───── Data in this exercise
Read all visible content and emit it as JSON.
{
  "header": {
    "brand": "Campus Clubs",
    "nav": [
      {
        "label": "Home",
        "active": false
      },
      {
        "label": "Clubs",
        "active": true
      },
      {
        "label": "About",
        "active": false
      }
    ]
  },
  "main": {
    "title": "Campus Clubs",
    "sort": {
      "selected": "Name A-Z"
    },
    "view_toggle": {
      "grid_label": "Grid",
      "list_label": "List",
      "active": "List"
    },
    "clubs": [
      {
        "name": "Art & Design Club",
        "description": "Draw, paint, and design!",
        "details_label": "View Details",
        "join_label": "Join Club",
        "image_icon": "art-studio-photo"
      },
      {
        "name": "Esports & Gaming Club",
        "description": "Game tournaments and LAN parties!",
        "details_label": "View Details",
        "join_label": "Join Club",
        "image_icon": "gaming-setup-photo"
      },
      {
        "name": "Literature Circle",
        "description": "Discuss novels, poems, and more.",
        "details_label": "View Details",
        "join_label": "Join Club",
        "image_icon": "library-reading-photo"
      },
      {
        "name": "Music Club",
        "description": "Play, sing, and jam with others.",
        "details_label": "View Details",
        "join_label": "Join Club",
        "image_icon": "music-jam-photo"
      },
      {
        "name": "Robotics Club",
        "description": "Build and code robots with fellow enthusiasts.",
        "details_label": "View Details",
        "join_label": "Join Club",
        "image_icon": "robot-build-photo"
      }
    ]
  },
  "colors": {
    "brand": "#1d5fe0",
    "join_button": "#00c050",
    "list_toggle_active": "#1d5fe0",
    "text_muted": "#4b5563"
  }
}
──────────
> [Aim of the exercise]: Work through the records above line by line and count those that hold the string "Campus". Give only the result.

> [Output]: 2